**What is required:**
How many lines in the records below include "range"? Answer with the number only.

Records from a data collection
# # # # # # #

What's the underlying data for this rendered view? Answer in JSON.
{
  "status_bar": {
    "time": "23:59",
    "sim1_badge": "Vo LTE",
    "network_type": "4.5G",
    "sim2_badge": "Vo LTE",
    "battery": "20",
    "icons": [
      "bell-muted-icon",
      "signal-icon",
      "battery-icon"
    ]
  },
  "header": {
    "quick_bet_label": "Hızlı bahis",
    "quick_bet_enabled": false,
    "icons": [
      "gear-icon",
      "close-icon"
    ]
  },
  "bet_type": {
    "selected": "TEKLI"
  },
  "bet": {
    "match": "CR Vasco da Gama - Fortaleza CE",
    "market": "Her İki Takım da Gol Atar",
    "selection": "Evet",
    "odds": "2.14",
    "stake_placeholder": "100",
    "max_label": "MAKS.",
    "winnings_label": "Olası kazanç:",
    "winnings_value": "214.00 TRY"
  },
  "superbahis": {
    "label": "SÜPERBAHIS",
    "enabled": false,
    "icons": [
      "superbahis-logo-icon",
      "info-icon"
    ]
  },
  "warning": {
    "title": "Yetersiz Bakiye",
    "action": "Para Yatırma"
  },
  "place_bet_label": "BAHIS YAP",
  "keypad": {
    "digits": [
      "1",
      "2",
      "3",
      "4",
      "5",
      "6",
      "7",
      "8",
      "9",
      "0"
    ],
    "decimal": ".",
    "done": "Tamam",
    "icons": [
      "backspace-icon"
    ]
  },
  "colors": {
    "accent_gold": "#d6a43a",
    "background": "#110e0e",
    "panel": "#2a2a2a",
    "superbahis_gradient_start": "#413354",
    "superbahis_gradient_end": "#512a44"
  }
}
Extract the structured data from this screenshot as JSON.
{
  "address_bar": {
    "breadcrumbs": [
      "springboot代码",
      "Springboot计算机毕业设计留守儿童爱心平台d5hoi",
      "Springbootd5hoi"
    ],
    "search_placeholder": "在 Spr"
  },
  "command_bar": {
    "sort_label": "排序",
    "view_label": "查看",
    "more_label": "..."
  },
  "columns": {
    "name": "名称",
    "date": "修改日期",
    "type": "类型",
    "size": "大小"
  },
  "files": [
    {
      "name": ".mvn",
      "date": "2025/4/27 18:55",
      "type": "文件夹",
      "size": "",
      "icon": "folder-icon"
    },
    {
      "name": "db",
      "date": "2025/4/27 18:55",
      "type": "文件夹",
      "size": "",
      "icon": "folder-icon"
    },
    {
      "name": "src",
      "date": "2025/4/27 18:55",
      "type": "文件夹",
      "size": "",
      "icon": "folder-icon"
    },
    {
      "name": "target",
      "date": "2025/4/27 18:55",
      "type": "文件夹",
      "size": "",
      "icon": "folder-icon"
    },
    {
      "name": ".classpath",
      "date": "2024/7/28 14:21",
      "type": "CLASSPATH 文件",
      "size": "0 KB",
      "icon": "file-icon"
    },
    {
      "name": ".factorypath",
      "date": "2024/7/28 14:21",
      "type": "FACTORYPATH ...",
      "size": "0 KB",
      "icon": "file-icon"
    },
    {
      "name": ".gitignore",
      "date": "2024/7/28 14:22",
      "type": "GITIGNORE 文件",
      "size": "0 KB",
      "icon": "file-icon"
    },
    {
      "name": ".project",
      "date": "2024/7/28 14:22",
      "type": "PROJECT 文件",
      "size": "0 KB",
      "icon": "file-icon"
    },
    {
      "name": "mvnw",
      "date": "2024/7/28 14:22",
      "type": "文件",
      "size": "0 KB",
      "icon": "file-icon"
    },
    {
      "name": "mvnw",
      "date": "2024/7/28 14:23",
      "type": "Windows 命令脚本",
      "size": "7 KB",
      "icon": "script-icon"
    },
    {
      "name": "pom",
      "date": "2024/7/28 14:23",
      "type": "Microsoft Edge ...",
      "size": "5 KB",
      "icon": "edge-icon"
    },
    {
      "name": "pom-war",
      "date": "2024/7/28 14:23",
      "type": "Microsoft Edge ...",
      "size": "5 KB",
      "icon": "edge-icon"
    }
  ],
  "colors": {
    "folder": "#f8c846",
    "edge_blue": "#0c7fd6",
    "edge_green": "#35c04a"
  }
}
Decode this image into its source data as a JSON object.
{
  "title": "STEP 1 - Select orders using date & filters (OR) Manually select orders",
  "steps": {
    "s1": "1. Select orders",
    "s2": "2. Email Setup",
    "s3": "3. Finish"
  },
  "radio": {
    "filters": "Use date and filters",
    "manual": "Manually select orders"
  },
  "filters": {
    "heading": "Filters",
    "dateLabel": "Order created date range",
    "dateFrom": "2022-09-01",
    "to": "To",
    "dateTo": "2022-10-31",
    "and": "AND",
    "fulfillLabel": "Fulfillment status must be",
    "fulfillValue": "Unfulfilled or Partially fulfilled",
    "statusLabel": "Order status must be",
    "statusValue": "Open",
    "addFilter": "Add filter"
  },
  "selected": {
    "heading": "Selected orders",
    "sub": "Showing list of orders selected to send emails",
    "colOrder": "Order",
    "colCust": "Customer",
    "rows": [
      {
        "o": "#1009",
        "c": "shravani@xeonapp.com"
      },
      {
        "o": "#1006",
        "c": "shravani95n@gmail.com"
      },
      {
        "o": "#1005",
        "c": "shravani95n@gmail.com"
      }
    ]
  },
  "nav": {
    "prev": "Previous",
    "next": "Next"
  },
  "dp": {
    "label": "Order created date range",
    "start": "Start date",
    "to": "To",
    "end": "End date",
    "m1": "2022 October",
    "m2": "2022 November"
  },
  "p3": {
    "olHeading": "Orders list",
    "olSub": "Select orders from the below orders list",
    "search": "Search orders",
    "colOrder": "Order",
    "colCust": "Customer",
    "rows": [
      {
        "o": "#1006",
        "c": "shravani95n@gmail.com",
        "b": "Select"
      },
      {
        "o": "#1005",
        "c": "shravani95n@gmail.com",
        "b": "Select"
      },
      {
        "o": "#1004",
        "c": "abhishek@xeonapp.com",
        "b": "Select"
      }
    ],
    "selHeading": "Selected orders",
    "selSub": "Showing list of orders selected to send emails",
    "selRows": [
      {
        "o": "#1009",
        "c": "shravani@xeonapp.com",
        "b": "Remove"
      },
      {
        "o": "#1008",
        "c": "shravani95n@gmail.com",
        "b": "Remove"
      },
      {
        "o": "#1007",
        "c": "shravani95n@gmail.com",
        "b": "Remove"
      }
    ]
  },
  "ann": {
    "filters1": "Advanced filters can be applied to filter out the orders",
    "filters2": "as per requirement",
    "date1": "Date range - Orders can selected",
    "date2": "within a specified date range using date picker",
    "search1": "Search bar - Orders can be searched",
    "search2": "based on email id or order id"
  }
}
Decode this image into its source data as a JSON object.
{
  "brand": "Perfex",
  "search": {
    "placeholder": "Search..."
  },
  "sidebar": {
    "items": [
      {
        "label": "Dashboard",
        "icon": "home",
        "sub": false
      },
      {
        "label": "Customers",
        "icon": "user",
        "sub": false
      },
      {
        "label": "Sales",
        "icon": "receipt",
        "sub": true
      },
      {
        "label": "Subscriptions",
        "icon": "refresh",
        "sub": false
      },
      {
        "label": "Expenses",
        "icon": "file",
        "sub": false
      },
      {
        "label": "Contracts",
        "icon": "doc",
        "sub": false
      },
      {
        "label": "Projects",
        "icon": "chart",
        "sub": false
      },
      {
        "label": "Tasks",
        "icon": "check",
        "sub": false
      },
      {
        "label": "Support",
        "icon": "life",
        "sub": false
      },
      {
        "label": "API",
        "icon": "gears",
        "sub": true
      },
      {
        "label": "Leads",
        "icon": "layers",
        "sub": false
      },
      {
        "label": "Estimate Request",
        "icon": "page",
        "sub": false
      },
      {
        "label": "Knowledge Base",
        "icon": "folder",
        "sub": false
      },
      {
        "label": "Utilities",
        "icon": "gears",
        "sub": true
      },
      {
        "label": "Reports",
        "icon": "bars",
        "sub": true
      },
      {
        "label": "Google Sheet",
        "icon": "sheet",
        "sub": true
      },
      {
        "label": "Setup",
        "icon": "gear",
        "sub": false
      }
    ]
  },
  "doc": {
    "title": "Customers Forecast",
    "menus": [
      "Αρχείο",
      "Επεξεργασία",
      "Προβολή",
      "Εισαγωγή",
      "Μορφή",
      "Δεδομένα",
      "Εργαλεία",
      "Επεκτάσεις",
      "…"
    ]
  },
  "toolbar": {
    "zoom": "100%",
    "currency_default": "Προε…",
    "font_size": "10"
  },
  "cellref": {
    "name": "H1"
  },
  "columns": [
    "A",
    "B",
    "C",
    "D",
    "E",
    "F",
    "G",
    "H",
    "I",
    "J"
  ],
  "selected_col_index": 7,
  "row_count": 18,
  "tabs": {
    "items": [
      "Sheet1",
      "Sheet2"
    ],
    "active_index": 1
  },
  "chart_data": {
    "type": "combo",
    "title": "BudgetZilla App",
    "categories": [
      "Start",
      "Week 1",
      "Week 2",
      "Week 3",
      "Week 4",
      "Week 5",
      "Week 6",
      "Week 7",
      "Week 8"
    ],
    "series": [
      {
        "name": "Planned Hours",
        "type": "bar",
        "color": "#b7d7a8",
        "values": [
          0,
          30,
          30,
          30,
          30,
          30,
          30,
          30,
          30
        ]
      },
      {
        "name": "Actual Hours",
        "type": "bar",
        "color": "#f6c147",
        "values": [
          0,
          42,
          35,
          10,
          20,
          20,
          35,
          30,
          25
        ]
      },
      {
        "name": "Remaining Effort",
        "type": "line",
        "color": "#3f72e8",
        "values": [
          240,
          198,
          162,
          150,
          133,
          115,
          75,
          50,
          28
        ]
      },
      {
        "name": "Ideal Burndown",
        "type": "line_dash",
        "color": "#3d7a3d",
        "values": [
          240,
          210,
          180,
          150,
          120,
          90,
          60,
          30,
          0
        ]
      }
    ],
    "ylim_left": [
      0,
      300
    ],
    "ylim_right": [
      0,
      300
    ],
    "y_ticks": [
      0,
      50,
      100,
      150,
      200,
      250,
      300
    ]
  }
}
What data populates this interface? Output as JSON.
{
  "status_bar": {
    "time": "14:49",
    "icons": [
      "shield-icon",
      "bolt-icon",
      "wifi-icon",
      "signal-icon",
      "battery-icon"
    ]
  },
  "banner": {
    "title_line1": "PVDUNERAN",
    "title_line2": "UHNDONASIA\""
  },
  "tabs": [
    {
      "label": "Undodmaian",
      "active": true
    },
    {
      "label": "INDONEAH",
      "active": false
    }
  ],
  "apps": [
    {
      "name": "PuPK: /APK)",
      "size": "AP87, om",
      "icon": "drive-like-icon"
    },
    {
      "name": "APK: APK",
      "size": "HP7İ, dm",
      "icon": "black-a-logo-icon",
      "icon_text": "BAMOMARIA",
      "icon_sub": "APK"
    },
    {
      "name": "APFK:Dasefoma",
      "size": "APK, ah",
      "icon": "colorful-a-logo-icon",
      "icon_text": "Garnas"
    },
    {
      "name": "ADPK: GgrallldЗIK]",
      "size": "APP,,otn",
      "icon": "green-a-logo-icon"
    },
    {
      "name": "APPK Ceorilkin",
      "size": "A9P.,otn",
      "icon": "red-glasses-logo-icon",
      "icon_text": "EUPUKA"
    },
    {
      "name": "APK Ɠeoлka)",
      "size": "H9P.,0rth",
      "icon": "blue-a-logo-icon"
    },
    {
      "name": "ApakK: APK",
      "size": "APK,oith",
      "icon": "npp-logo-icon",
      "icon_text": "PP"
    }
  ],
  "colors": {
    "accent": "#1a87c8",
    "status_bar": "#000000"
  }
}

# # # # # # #

**Exercise answer:**
4